** GIVEN DATA follows **
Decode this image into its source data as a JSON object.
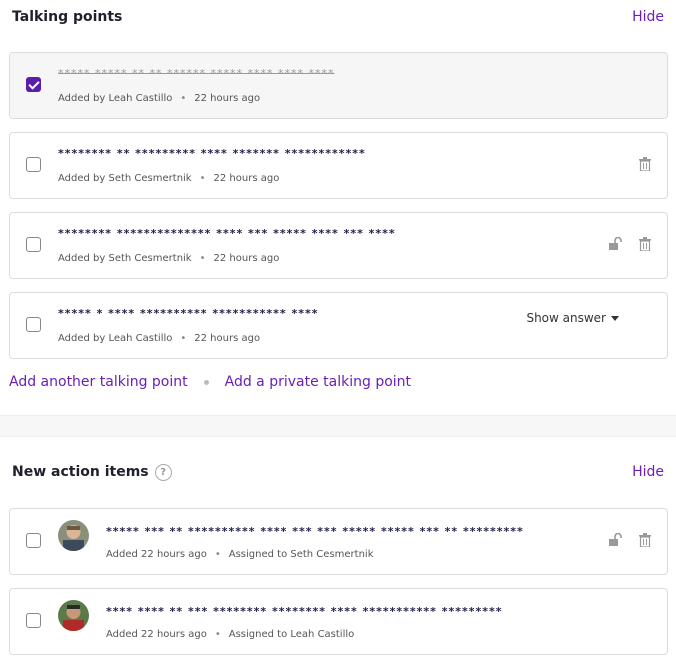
{
  "talking_points": {
    "title": "Talking points",
    "hide_label": "Hide",
    "items": [
      {
        "text": "***** ***** ** ** ****** ***** **** **** ****",
        "meta_added": "Added by Leah Castillo",
        "meta_time": "22 hours ago",
        "checked": true
      },
      {
        "text": "******** ** ********* **** ******* ************",
        "meta_added": "Added by Seth Cesmertnik",
        "meta_time": "22 hours ago",
        "checked": false
      },
      {
        "text": "******** ************** **** *** ***** **** *** ****",
        "meta_added": "Added by Seth Cesmertnik",
        "meta_time": "22 hours ago",
        "checked": false
      },
      {
        "text": "***** * **** ********** *********** ****",
        "meta_added": "Added by Leah Castillo",
        "meta_time": "22 hours ago",
        "checked": false,
        "show_answer_label": "Show answer"
      }
    ],
    "add_link": "Add another talking point",
    "add_private_link": "Add a private talking point"
  },
  "action_items": {
    "title": "New action items",
    "help_glyph": "?",
    "hide_label": "Hide",
    "items": [
      {
        "text": "***** *** ** ********** **** *** *** ***** ***** *** ** *********",
        "meta_added": "Added 22 hours ago",
        "meta_assigned": "Assigned to Seth Cesmertnik",
        "avatar": "seth-avatar"
      },
      {
        "text": "**** **** ** *** ******** ******** **** *********** *********",
        "meta_added": "Added 22 hours ago",
        "meta_assigned": "Assigned to Leah Castillo",
        "avatar": "leah-avatar"
      }
    ]
  },
  "colors": {
    "accent": "#6a1fb8",
    "check": "#5a1dab"
  }
}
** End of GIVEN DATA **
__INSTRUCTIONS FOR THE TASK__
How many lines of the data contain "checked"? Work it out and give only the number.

__EXERCISE SOLUTION__
4